ASSIGNMENT:
Go through the listing and copy every line word for word.

SOURCE DATA:

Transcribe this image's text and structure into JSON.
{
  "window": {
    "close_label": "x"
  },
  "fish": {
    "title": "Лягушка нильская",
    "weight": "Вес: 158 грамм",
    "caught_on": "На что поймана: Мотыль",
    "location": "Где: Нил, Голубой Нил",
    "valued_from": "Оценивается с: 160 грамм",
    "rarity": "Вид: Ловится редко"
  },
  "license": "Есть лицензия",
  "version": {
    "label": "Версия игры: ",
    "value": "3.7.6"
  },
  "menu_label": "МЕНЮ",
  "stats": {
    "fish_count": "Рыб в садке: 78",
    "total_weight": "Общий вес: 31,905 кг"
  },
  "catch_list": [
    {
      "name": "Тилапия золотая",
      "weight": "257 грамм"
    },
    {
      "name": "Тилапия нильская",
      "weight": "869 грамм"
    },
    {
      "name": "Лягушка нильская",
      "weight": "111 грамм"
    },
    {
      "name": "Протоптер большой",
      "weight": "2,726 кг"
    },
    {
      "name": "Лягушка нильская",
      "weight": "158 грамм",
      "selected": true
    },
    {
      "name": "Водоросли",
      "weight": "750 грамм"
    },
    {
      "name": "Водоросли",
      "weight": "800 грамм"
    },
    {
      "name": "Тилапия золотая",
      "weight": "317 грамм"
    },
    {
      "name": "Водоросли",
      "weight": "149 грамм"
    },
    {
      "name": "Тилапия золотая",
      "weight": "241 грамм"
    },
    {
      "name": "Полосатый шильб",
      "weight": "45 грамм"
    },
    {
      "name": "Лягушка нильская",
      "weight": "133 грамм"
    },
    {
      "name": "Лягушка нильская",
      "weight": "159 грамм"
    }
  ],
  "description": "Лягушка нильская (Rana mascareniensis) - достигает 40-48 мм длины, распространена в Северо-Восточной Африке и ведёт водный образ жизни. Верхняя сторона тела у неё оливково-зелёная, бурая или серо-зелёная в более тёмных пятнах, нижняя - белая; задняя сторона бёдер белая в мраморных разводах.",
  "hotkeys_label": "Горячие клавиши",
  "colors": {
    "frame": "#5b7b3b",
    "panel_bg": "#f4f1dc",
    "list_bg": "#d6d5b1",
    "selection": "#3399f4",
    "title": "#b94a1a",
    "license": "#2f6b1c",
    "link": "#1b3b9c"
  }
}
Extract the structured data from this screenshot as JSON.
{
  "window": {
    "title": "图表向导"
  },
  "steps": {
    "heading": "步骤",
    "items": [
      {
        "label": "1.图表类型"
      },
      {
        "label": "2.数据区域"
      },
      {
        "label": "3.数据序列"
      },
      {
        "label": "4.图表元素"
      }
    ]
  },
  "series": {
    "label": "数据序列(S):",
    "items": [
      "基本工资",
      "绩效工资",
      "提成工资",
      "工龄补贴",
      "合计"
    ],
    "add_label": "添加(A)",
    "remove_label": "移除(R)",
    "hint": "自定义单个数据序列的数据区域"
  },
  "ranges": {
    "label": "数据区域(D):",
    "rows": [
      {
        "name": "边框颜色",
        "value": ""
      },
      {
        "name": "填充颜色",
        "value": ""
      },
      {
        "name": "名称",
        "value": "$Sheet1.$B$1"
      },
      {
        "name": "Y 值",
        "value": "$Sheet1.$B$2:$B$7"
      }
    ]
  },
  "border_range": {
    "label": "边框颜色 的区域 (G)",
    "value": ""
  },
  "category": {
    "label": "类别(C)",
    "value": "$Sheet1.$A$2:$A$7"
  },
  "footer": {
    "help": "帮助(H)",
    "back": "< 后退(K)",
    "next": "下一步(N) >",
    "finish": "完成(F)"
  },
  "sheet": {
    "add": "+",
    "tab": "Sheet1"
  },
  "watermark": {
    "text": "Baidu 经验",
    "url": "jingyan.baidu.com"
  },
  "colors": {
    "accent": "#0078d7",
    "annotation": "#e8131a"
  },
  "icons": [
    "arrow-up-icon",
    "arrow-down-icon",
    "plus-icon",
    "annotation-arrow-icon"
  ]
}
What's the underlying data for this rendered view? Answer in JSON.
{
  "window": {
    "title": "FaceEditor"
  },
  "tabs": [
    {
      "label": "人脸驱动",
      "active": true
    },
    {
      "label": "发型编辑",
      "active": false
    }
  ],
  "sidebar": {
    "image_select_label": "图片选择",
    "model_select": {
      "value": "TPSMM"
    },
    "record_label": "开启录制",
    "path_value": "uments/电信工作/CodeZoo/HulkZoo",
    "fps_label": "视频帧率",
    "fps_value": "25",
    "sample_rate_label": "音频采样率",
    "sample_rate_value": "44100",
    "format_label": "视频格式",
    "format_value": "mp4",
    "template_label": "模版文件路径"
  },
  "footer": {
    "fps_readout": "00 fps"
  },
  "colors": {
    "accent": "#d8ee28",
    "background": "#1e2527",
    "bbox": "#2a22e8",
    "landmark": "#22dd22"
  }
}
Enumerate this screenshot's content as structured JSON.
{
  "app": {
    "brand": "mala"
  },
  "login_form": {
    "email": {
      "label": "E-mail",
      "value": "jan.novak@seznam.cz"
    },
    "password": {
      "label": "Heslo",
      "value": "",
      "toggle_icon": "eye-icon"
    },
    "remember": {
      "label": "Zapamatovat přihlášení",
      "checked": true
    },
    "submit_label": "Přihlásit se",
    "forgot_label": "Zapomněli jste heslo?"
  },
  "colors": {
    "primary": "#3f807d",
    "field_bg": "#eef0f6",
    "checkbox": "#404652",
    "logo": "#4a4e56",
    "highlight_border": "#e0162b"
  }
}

REPLY TO THE EXERCISE:
Transcribe this image's text and structure into JSON.
{
  "window": {
    "close_label": "x"
  },
  "fish": {
    "title": "Лягушка нильская",
    "weight": "Вес: 158 грамм",
    "caught_on": "На что поймана: Мотыль",
    "location": "Где: Нил, Голубой Нил",
    "valued_from": "Оценивается с: 160 грамм",
    "rarity": "Вид: Ловится редко"
  },
  "license": "Есть лицензия",
  "version": {
    "label": "Версия игры: ",
    "value": "3.7.6"
  },
  "menu_label": "МЕНЮ",
  "stats": {
    "fish_count": "Рыб в садке: 78",
    "total_weight": "Общий вес: 31,905 кг"
  },
  "catch_list": [
    {
      "name": "Тилапия золотая",
      "weight": "257 грамм"
    },
    {
      "name": "Тилапия нильская",
      "weight": "869 грамм"
    },
    {
      "name": "Лягушка нильская",
      "weight": "111 грамм"
    },
    {
      "name": "Протоптер большой",
      "weight": "2,726 кг"
    },
    {
      "name": "Лягушка нильская",
      "weight": "158 грамм",
      "selected": true
    },
    {
      "name": "Водоросли",
      "weight": "750 грамм"
    },
    {
      "name": "Водоросли",
      "weight": "800 грамм"
    },
    {
      "name": "Тилапия золотая",
      "weight": "317 грамм"
    },
    {
      "name": "Водоросли",
      "weight": "149 грамм"
    },
    {
      "name": "Тилапия золотая",
      "weight": "241 грамм"
    },
    {
      "name": "Полосатый шильб",
      "weight": "45 грамм"
    },
    {
      "name": "Лягушка нильская",
      "weight": "133 грамм"
    },
    {
      "name": "Лягушка нильская",
      "weight": "159 грамм"
    }
  ],
  "description": "Лягушка нильская (Rana mascareniensis) - достигает 40-48 мм длины, распространена в Северо-Восточной Африке и ведёт водный образ жизни. Верхняя сторона тела у неё оливково-зелёная, бурая или серо-зелёная в более тёмных пятнах, нижняя - белая; задняя сторона бёдер белая в мраморных разводах.",
  "hotkeys_label": "Горячие клавиши",
  "colors": {
    "frame": "#5b7b3b",
    "panel_bg": "#f4f1dc",
    "list_bg": "#d6d5b1",
    "selection": "#3399f4",
    "title": "#b94a1a",
    "license": "#2f6b1c",
    "link": "#1b3b9c"
  }
}
Extract the structured data from this screenshot as JSON.
{
  "window": {
    "title": "图表向导"
  },
  "steps": {
    "heading": "步骤",
    "items": [
      {
        "label": "1.图表类型"
      },
      {
        "label": "2.数据区域"
      },
      {
        "label": "3.数据序列"
      },
      {
        "label": "4.图表元素"
      }
    ]
  },
  "series": {
    "label": "数据序列(S):",
    "items": [
      "基本工资",
      "绩效工资",
      "提成工资",
      "工龄补贴",
      "合计"
    ],
    "add_label": "添加(A)",
    "remove_label": "移除(R)",
    "hint": "自定义单个数据序列的数据区域"
  },
  "ranges": {
    "label": "数据区域(D):",
    "rows": [
      {
        "name": "边框颜色",
        "value": ""
      },
      {
        "name": "填充颜色",
        "value": ""
      },
      {
        "name": "名称",
        "value": "$Sheet1.$B$1"
      },
      {
        "name": "Y 值",
        "value": "$Sheet1.$B$2:$B$7"
      }
    ]
  },
  "border_range": {
    "label": "边框颜色 的区域 (G)",
    "value": ""
  },
  "category": {
    "label": "类别(C)",
    "value": "$Sheet1.$A$2:$A$7"
  },
  "footer": {
    "help": "帮助(H)",
    "back": "< 后退(K)",
    "next": "下一步(N) >",
    "finish": "完成(F)"
  },
  "sheet": {
    "add": "+",
    "tab": "Sheet1"
  },
  "watermark": {
    "text": "Baidu 经验",
    "url": "jingyan.baidu.com"
  },
  "colors": {
    "accent": "#0078d7",
    "annotation": "#e8131a"
  },
  "icons": [
    "arrow-up-icon",
    "arrow-down-icon",
    "plus-icon",
    "annotation-arrow-icon"
  ]
}
What's the underlying data for this rendered view? Answer in JSON.
{
  "window": {
    "title": "FaceEditor"
  },
  "tabs": [
    {
      "label": "人脸驱动",
      "active": true
    },
    {
      "label": "发型编辑",
      "active": false
    }
  ],
  "sidebar": {
    "image_select_label": "图片选择",
    "model_select": {
      "value": "TPSMM"
    },
    "record_label": "开启录制",
    "path_value": "uments/电信工作/CodeZoo/HulkZoo",
    "fps_label": "视频帧率",
    "fps_value": "25",
    "sample_rate_label": "音频采样率",
    "sample_rate_value": "44100",
    "format_label": "视频格式",
    "format_value": "mp4",
    "template_label": "模版文件路径"
  },
  "footer": {
    "fps_readout": "00 fps"
  },
  "colors": {
    "accent": "#d8ee28",
    "background": "#1e2527",
    "bbox": "#2a22e8",
    "landmark": "#22dd22"
  }
}
Enumerate this screenshot's content as structured JSON.
{
  "app": {
    "brand": "mala"
  },
  "login_form": {
    "email": {
      "label": "E-mail",
      "value": "jan.novak@seznam.cz"
    },
    "password": {
      "label": "Heslo",
      "value": "",
      "toggle_icon": "eye-icon"
    },
    "remember": {
      "label": "Zapamatovat přihlášení",
      "checked": true
    },
    "submit_label": "Přihlásit se",
    "forgot_label": "Zapomněli jste heslo?"
  },
  "colors": {
    "primary": "#3f807d",
    "field_bg": "#eef0f6",
    "checkbox": "#404652",
    "logo": "#4a4e56",
    "highlight_border": "#e0162b"
  }
}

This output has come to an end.